Navigating the City
What’s the easiest way to get around Bangkok?
MP: The BTS Skytrain. Taxis and tuk-tuks are convenient when traffic isn’t bad.
Do you have any tips for bridging the language barrier? Are there any apps you recommend?
MP: Many Thai people are comfortable speaking English. Otherwise, Google Translate should be the easiest tool. Have the person you’re speaking to read what you type, but make sure to hold the phone tightly when you do so.
Are there any tourist traps to avoid?
- When you go shopping, always check the price online first. It’s good to know the standard prices. If the seller sets the price too high, you can always negotiate. If they don’t speak English, use the calculator on your phone and type the price you want.
- When you take taxis, make sure the driver turns on the meter (starting at 35 baht) when you get in. You can compare the fare on GrabTaxi (what we use here instead of Uber).
- Tuk-tuks don’t use meters—you have to negotiate the fares. It’s usually more expensive than taxis.
- Avoid strangers who approach you (especially the aggressive ones). Tell them you don’t understand what they’re saying and walk away.
- Take your time to familiarize yourself with the Thai bank notes, matching the colors to the amounts, so you can minimize the chance of paying or tipping incorrectly.

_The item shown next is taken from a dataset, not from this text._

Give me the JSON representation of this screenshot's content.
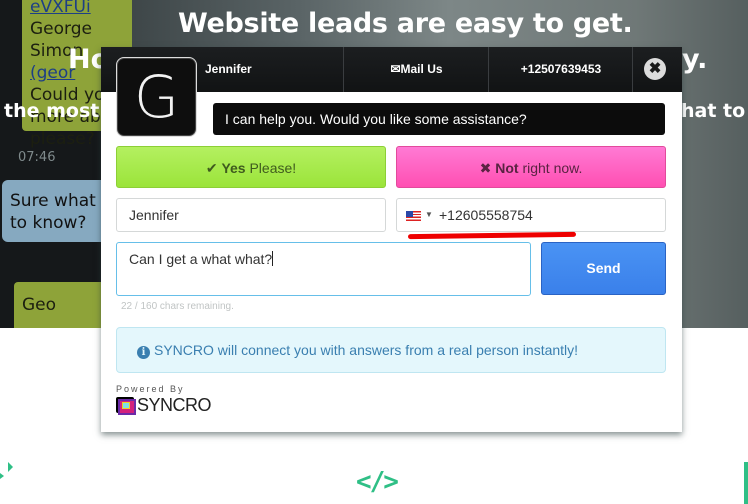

Mian shares her Thailand tipping advice in A Guide to Tipping Around the World.